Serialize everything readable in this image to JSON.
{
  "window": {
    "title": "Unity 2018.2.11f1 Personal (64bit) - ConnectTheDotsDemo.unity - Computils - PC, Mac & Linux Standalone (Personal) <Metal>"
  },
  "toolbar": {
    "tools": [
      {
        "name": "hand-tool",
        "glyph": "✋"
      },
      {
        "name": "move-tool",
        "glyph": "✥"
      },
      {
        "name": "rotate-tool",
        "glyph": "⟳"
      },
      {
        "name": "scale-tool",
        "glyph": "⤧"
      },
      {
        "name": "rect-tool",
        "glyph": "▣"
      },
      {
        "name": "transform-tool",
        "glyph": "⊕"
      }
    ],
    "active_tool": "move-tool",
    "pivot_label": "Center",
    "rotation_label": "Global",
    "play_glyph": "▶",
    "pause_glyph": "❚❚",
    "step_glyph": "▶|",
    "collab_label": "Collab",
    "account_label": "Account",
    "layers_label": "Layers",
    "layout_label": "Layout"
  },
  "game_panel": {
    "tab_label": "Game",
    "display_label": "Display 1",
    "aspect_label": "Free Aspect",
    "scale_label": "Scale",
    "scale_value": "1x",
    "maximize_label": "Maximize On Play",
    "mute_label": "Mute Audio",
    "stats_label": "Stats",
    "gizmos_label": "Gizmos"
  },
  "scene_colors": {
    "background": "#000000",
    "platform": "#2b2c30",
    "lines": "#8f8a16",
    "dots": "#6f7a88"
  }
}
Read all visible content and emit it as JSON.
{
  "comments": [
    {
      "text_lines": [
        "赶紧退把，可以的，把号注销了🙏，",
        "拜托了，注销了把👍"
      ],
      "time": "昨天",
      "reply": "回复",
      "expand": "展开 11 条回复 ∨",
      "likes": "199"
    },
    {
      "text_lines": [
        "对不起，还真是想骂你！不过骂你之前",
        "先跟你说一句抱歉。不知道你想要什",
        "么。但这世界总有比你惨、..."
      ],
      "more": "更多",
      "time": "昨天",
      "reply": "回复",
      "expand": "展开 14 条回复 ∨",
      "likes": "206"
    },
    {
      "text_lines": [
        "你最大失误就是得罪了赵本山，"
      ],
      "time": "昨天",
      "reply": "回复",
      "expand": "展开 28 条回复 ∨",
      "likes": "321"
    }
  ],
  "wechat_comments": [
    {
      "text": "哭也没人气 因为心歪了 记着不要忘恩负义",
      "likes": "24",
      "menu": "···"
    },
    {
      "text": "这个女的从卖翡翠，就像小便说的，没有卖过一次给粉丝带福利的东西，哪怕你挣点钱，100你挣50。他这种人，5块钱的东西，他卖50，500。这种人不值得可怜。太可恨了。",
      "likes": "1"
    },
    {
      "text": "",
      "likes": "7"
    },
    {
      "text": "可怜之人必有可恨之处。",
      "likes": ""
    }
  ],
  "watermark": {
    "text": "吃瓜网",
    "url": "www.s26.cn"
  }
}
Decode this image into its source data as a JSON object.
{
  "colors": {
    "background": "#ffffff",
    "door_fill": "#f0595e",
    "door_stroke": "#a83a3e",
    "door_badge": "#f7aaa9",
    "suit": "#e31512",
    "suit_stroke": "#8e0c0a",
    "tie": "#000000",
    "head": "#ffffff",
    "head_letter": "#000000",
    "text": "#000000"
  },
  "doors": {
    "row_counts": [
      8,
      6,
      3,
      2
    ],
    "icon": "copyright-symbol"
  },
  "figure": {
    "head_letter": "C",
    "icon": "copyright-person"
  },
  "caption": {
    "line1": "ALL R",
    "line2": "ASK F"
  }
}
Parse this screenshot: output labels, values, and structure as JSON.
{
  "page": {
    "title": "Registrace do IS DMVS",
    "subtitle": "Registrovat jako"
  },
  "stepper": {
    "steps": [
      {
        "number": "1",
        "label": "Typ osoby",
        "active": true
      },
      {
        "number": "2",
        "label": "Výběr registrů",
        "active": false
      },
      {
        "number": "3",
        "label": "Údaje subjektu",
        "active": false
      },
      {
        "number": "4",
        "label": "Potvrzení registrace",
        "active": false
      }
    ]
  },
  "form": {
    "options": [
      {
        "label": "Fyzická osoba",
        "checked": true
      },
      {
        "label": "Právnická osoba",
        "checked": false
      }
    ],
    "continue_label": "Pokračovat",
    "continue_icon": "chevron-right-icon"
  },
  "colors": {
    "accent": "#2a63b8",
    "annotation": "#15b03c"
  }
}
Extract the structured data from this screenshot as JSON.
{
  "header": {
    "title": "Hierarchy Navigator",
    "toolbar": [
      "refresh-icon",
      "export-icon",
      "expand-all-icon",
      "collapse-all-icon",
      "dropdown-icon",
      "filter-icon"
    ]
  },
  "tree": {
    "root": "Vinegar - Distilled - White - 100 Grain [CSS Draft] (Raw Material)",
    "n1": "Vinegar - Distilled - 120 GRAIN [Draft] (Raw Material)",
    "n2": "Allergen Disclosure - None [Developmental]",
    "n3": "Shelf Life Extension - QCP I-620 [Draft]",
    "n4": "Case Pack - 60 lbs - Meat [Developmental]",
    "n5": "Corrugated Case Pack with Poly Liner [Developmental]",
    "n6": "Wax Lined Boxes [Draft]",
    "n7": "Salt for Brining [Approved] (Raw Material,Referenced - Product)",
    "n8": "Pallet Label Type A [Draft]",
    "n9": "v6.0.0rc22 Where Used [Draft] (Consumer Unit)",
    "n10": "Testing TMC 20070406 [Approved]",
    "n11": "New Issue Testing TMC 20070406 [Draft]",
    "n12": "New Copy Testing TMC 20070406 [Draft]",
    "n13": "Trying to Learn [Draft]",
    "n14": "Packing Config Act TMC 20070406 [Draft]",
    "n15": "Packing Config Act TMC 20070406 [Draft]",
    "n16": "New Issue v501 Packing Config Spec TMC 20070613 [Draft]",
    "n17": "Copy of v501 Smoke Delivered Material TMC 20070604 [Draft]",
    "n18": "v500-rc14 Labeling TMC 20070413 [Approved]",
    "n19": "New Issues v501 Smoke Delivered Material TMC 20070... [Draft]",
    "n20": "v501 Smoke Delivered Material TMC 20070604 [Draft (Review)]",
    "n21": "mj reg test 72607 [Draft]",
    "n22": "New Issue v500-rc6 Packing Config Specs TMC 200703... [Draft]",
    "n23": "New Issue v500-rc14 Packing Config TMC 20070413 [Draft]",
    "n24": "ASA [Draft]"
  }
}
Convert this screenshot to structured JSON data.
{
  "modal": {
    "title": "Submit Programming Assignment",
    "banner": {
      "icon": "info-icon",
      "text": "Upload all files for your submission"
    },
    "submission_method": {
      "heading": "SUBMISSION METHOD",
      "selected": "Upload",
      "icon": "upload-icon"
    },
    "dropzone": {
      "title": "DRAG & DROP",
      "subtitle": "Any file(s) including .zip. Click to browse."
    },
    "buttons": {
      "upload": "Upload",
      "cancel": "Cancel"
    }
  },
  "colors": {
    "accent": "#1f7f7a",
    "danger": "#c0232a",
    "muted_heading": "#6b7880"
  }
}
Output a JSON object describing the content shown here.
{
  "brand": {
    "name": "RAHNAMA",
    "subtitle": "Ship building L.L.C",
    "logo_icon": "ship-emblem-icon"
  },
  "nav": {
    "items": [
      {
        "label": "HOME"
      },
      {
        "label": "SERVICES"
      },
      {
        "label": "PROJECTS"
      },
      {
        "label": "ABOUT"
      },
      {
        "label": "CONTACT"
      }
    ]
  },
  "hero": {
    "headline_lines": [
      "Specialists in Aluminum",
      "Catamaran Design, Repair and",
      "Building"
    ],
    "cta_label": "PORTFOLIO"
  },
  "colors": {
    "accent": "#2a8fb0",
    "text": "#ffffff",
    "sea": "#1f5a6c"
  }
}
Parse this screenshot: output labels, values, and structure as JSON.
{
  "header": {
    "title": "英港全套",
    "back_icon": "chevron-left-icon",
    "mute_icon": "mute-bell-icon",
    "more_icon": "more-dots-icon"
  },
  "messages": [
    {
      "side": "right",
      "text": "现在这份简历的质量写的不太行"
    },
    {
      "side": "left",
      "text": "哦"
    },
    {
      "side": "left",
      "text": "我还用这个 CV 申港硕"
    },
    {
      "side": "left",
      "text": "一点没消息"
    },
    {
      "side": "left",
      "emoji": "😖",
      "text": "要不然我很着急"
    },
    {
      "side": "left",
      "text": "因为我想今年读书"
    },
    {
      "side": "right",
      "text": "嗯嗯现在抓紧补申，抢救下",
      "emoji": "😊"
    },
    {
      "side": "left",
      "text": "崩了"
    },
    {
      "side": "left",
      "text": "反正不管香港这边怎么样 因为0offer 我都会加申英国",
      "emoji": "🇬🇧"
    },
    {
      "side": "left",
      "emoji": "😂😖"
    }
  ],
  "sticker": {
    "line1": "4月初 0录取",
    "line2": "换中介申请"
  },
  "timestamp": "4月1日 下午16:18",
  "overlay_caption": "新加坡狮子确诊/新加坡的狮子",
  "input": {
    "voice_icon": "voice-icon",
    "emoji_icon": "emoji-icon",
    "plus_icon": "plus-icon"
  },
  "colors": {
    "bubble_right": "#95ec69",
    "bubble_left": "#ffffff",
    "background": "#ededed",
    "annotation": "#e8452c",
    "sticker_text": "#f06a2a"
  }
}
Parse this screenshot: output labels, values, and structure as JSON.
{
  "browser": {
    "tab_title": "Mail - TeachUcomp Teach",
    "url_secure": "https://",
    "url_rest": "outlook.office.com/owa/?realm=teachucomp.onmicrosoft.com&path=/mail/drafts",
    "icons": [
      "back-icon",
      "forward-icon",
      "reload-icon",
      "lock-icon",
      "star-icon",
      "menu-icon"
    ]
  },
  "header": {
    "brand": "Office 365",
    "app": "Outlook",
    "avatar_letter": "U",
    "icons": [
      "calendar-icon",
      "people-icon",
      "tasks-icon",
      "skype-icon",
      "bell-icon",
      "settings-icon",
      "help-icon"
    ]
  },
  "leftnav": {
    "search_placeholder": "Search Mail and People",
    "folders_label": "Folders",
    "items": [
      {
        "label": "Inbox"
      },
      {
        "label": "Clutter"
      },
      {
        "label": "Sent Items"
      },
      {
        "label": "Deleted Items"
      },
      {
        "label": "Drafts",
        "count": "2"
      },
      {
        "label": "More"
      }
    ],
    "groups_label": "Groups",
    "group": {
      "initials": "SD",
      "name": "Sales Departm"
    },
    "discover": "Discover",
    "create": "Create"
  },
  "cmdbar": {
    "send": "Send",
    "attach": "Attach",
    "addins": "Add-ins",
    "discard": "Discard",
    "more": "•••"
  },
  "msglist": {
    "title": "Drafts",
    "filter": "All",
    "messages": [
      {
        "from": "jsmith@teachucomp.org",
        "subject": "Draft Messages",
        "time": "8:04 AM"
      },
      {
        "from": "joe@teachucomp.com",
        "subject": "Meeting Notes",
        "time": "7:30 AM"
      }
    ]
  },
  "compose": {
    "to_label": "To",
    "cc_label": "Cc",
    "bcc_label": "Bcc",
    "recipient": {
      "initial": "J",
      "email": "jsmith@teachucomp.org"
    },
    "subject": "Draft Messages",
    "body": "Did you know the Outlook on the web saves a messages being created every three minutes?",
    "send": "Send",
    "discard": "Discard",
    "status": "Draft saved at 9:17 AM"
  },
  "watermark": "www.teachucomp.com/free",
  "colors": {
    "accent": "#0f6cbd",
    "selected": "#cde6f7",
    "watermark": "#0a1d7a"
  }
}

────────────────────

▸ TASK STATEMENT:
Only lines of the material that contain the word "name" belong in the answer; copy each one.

▸ EXPECTED ANSWER:
        "name": "hand-tool",
        "name": "move-tool",
        "name": "rotate-tool",
        "name": "scale-tool",
        "name": "rect-tool",
        "name": "transform-tool",
    "name": "RAHNAMA",
      "name": "Sales Departm"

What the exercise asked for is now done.